**Brief**
Begin with the line that holds "Give me the". Output it and all remaining lines of the material, verbatim, ending with the last.

*** Begin section ***

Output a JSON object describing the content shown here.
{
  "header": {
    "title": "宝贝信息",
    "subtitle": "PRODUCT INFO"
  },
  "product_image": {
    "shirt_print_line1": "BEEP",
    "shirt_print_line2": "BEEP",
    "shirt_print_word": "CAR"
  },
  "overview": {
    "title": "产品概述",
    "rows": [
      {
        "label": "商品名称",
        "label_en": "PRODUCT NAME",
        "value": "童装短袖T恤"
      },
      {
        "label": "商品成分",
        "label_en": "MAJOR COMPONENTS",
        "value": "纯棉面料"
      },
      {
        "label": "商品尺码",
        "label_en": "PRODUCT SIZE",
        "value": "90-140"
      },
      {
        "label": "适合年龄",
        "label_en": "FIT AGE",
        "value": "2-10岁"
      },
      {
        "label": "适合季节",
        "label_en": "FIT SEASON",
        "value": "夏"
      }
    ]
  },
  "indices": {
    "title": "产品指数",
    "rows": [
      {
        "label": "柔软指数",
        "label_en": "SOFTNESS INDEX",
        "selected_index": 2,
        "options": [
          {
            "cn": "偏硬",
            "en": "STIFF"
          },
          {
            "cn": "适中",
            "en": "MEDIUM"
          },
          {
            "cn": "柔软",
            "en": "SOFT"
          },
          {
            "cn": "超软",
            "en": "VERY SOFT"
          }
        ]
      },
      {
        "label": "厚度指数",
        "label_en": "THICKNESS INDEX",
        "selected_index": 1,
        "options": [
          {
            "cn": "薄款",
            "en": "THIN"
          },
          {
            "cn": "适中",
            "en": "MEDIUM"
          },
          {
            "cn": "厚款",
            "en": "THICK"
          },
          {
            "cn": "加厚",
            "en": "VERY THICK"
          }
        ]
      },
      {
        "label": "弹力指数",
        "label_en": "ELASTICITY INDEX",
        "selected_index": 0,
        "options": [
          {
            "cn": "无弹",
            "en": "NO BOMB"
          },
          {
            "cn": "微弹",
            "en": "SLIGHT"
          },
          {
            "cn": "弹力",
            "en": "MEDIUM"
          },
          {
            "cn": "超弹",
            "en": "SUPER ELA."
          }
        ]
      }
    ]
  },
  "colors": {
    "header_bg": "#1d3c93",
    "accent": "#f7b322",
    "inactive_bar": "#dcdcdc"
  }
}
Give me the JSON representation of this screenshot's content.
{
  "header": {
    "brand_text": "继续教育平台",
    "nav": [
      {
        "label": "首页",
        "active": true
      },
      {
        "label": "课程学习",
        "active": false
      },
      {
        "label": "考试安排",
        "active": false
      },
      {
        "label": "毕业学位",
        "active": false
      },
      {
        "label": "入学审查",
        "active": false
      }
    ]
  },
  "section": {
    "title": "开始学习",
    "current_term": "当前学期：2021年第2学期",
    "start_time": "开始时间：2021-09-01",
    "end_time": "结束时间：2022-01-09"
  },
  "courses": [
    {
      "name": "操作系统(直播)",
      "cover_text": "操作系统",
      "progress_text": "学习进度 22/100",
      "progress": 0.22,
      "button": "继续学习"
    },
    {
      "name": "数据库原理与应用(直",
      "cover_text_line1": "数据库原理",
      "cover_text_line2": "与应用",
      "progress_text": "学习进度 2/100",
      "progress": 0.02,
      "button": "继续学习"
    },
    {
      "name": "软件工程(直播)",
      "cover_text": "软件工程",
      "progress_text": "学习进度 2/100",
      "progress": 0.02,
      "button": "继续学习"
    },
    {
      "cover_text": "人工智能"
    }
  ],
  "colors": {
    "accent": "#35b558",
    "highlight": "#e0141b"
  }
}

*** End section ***

**Response to this task**
Give me the JSON representation of this screenshot's content.
{
  "header": {
    "brand_text": "继续教育平台",
    "nav": [
      {
        "label": "首页",
        "active": true
      },
      {
        "label": "课程学习",
        "active": false
      },
      {
        "label": "考试安排",
        "active": false
      },
      {
        "label": "毕业学位",
        "active": false
      },
      {
        "label": "入学审查",
        "active": false
      }
    ]
  },
  "section": {
    "title": "开始学习",
    "current_term": "当前学期：2021年第2学期",
    "start_time": "开始时间：2021-09-01",
    "end_time": "结束时间：2022-01-09"
  },
  "courses": [
    {
      "name": "操作系统(直播)",
      "cover_text": "操作系统",
      "progress_text": "学习进度 22/100",
      "progress": 0.22,
      "button": "继续学习"
    },
    {
      "name": "数据库原理与应用(直",
      "cover_text_line1": "数据库原理",
      "cover_text_line2": "与应用",
      "progress_text": "学习进度 2/100",
      "progress": 0.02,
      "button": "继续学习"
    },
    {
      "name": "软件工程(直播)",
      "cover_text": "软件工程",
      "progress_text": "学习进度 2/100",
      "progress": 0.02,
      "button": "继续学习"
    },
    {
      "cover_text": "人工智能"
    }
  ],
  "colors": {
    "accent": "#35b558",
    "highlight": "#e0141b"
  }
}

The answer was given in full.